ACANFORA:I have to be honest with myself. And other people can live a separate life, live a dual life, hiding from everyone the fact that they’re gay. But that’s just-- I think it’s playing a game and I don’t know how healthy that is.

SAFER:On Friday, Joe Acanfora appeared in the U.S. District Court for the District of Maryland. There he asked for a preliminary injunction against the board of education so that he could be put back in the classroom until his case could be tried. The board of education asked that Acanfora’s suit against them be dismissed. The judge denied Acanfora’s plea for immediate reinstatement, but also refused to dismiss the case. It is scheduled to be heard in its entirety on the 26th of March -- 30 days from now.

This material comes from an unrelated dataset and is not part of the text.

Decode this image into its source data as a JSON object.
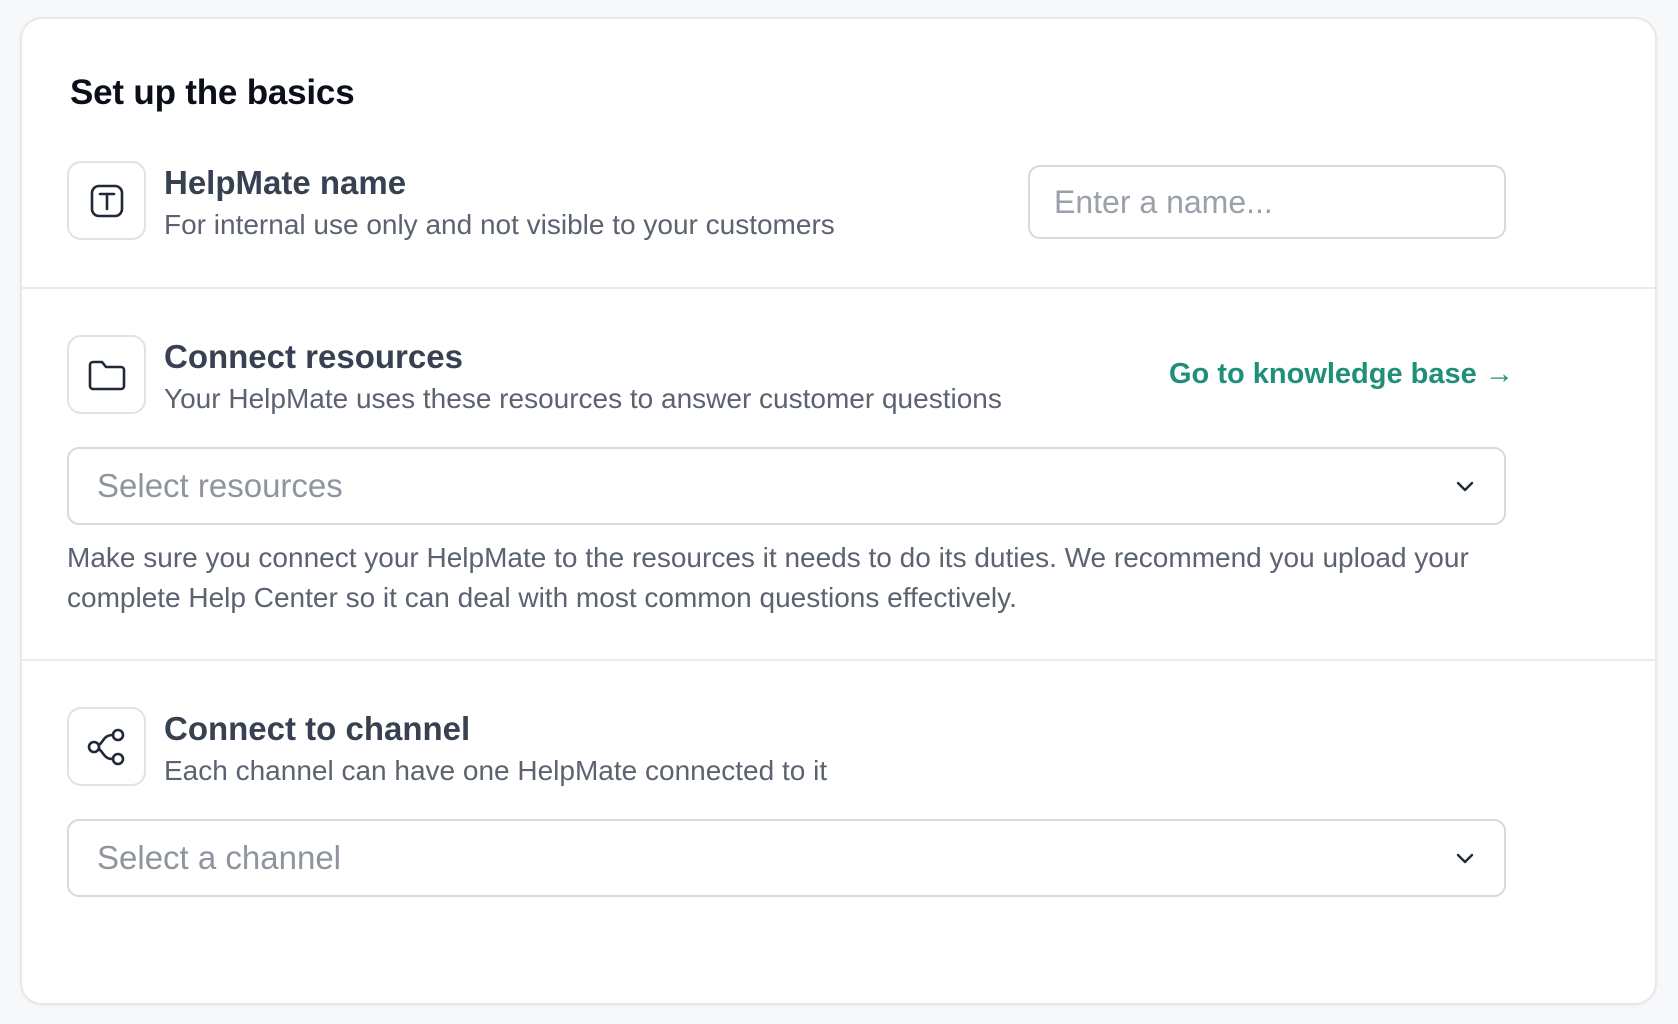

Volume V, Number 12
Sunday, March 4, 1973
6:00 – 7:00 PM, EST

SAFER:It was predictable, We were flooded with mail last week about our story on Joe Acanfora, the homosexual teacher who lost his job.

One viewer said: “[Having heard teachers described as] frustrated old maids and dirty old men … from where I sit, homosexuality doesn’t look that bad.”

About the minister who quoted the Scriptures to justify his case against a homosexual teacher, a viewer wrote: “As a dedicated member of the Southern Baptist Church, I am disturbed … Why are the most backward sectarian mouths chosen to exemplify the church’s position?”

Another viewer wrote: “[Putting Joe Acanfora in the classroom] is just like putting the fox in the henhouse.”

But there was a letter that said: “Socrates, one of the greatest teachers in history, was a homosexual.”

Followed by: “These so-called liberals give me a pain in my you-know-what. They would be the first to … squawk if one of their sons were molested. Good God, how broad-minded can you get?”

A high school principal who described himself as a homosexual, and understandably left his letter unsigned, said: “Latent homosexuals [with their counterfeit masculinity] pose [more of a threat] to boys [than does Joe Acanfora].”

And finally, there was this: “It does surprise me … how some people can still be so incredibly naïve. As Joe’s parents, we are placing our faith and hope in the more real and human people. For my son Joe, it is impossible to express my admiration for him.”

I’m Morley Safer.

WALLACE:I’m Mike Wallace. We will be back next Sunday with another edition of 60 MINUTES.